The smug, gloating, health fascists at the Rutland, Vermont, Herald editorialize for raising the cigarette tax (How to Stop Smoking, Jan. 10, 2001.)Editorial, Jan. 10, 2001 / Rutland Herald

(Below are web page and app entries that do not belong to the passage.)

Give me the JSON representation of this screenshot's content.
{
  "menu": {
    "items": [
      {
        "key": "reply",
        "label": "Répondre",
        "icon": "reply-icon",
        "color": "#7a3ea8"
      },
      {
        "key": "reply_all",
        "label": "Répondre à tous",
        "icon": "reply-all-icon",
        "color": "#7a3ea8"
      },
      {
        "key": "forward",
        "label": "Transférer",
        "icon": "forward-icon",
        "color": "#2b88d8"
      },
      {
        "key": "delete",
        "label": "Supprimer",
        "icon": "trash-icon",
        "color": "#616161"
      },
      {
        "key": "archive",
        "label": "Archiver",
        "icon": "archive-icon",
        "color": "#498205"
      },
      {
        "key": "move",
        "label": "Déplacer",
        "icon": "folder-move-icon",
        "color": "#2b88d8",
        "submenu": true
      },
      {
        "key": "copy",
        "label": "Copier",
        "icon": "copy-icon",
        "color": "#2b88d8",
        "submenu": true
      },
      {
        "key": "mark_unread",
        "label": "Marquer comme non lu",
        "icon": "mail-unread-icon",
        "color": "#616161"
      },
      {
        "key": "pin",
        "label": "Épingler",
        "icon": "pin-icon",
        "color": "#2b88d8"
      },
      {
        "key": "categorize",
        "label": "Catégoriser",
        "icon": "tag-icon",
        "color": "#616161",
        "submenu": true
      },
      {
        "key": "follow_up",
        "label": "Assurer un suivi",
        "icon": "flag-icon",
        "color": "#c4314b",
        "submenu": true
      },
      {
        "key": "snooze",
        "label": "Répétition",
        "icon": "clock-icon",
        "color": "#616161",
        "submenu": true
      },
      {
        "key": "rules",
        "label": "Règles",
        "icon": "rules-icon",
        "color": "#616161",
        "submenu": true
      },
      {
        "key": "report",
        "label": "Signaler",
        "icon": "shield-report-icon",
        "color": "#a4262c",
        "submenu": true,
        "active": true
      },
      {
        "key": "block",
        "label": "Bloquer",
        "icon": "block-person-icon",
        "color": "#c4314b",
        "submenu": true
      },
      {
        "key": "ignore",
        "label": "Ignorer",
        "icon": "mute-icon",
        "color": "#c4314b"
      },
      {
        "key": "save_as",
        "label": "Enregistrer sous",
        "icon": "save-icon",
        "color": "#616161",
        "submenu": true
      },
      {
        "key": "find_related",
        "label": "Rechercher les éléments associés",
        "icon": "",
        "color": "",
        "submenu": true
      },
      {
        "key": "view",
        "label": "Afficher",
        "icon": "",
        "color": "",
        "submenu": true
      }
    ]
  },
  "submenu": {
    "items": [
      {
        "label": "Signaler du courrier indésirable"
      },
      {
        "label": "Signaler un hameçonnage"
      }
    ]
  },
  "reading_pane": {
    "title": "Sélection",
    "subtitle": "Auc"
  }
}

"MONTPELIER - Gov. Howard Dean on Thursday told the Legislature that state medical expenses had grown so large that at least $27 million a year in new cigarette taxes would be needed to stabilize the health care budget and to improve payments to doctors and hospitals... In a speech to a joint assembly of the House and Senate, Dean formally proposed a 67-cent hike in the cigarette tax, a move he said was justified first of all because it would discourage teenagers from taking up smoking in the first place. But Dean also said the new revenue would be needed to keep the state Medicaid program solvent through the end of the decade, and to bring state payments to health care providers up to levels comparable to payments made by federal health care programs over a four-year period." (Legislature hears case for boosting cigarette tax. By Frederick Bever, Vermont Press Bureau, Jan. 12, 2001.)Bever, Jan. 12, 2001 / Rutland Herald